The continual advancement of technology has allowed conversations to be covertly recorded within a finger’s reach. The question is, when is it okay to record a conversation? Although not strictly illegal to record a conversation in Queensland, there are a number of restrictions on how you can record a conversation and what you can do with the recording. If you are unsure of your “right to record” – get legal advice!
Invasion of Privacy Act
The ability to record and / or publish private conversations in Queensland is governed by the Invasion of Privacy Act 1971 (Qld) (‘IPA’). Section 43 of the IPA provides that it is an offence to use a listening device (other than a hearing aid) to overhear, record, monitor or listen to a private conversation. However, the following exceptions permit the use of listening devices in private conversations:
- where the person using the listening device is a party to the private conversation;
- where the private conversation is unintentionally heard by means of a telephone;
- where the private conversation is heard in relation to the use of any listening device by—
(i) an employee of the Commonwealth in relation to customs authorised by a warrant; or
(ii) an employee of the Commonwealth when acting in the performance of the person’s duty under an Act passed by the Parliament of the Commonwealth relating to the security of the Commonwealth;
- where the use of a listening device by a police officer who is authorised to use a listening device; or
- where a listening device is a government network radio, activated by a communications centre operator for a public safety entity.
What is a private conversation?
The IPA outlines that private conversations include any words spoken by one person to another person in circumstances that indicate that those persons desire the words to be heard or listened to only by themselves.
Can you publish a recorded conversation?
Sections 44 and 45 of the IPA establish that a person is guilty of an offence if they try to communicate or publish a report of, the substance of, meaning or purported meaning of a private conversation that has come to his or her knowledge as a result of the unlawful use of a listening device.
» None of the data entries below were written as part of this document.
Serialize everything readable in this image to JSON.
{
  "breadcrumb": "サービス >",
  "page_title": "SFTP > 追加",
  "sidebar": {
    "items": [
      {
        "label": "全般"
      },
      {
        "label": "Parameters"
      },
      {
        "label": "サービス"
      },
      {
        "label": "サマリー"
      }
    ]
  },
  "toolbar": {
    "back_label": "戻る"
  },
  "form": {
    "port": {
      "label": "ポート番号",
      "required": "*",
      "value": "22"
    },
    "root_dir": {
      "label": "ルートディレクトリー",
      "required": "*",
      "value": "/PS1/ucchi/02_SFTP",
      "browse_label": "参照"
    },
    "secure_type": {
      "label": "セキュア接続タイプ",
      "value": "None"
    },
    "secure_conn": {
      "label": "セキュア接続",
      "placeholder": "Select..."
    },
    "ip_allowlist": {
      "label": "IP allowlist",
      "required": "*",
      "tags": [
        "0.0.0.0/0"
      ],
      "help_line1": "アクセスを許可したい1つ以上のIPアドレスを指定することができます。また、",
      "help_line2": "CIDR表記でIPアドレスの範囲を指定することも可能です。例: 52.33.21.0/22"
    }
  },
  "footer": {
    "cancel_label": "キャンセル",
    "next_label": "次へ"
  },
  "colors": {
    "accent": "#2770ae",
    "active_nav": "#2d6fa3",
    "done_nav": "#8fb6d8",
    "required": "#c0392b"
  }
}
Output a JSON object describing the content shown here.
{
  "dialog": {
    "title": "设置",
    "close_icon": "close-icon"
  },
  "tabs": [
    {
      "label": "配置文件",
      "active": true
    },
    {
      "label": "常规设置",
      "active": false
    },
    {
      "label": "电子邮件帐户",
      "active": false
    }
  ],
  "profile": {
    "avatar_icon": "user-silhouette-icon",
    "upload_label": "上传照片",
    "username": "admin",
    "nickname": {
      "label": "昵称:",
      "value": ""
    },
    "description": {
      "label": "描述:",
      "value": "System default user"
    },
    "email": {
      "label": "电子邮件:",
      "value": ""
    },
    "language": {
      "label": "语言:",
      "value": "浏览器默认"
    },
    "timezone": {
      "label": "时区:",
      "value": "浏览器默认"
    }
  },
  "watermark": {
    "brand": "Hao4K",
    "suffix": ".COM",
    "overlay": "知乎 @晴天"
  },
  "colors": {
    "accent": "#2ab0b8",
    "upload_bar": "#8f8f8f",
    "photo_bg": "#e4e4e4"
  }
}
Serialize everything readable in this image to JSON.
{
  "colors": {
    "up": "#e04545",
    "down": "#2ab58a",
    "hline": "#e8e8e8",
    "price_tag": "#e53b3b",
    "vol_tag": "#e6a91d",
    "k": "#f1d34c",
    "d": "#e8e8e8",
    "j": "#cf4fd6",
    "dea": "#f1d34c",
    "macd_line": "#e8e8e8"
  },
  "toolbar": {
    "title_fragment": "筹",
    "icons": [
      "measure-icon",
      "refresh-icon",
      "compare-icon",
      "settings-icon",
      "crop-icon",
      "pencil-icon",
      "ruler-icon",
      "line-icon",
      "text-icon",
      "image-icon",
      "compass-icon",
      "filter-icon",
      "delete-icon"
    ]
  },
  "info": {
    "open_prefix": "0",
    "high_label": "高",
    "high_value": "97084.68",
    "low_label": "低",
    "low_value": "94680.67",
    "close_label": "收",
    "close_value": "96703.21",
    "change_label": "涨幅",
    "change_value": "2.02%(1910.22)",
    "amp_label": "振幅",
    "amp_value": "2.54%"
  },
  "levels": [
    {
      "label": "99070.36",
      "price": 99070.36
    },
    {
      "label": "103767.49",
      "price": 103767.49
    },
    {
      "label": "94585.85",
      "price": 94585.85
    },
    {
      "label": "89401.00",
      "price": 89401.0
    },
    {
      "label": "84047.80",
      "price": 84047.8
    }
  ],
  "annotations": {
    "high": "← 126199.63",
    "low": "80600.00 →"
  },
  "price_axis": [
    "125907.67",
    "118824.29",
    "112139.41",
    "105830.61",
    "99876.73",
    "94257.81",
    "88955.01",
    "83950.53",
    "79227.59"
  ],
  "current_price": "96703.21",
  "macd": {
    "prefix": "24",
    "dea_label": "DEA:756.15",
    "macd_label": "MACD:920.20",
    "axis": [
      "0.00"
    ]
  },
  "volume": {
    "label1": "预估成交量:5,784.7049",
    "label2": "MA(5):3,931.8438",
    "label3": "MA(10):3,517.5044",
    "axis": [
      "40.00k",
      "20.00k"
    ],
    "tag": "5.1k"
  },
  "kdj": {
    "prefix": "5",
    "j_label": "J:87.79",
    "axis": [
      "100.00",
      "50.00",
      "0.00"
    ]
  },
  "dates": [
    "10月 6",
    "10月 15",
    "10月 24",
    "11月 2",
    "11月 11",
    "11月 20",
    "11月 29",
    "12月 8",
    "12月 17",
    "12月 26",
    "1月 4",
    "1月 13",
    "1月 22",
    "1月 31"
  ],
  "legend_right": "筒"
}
Again, there are exceptions to this, such as:
- where the communication or publication is made to another party to the original conversation or with the express or implied consent of all other parties to the conversation;
- when it is made during the course of legal proceedings; or
- where the publication is not more than is reasonably necessary in the public interest, in the performance of a duty of the publisher or for the protection of the lawful interests of that person.
It is important to note that these comments relate to conversations in person. The recording of telephone communications with a device physically attached to the telephone is strictly prohibited by the provisions of the Telecommunications (Interceptions and Access) Act 1979 (Cth) (‘TIA’).
Recording of telephone conversations is tightly controlled by the TIA. Pursuant to section 7 of the TIA, it is illegal to intercept, authorise the interception of, or do anything that would enable the interception of, a communication ‘passing over’ the telecommunications system. The notion of passing over has been taken to include the time during which a communication ‘passes over’ a communications system until it becomes accessible to the intended recipient (i.e. the time from sender to the intended recipient).
Noting the complexity of the above provisions, it is paramount that should you wish to record a conversation, you are certain it is legal to do so. If you have any queries about the possible legal liability that can ensue from recording conversations please contact our Litigation team by submitting an online enquiry or calling us on (07) 5592 1921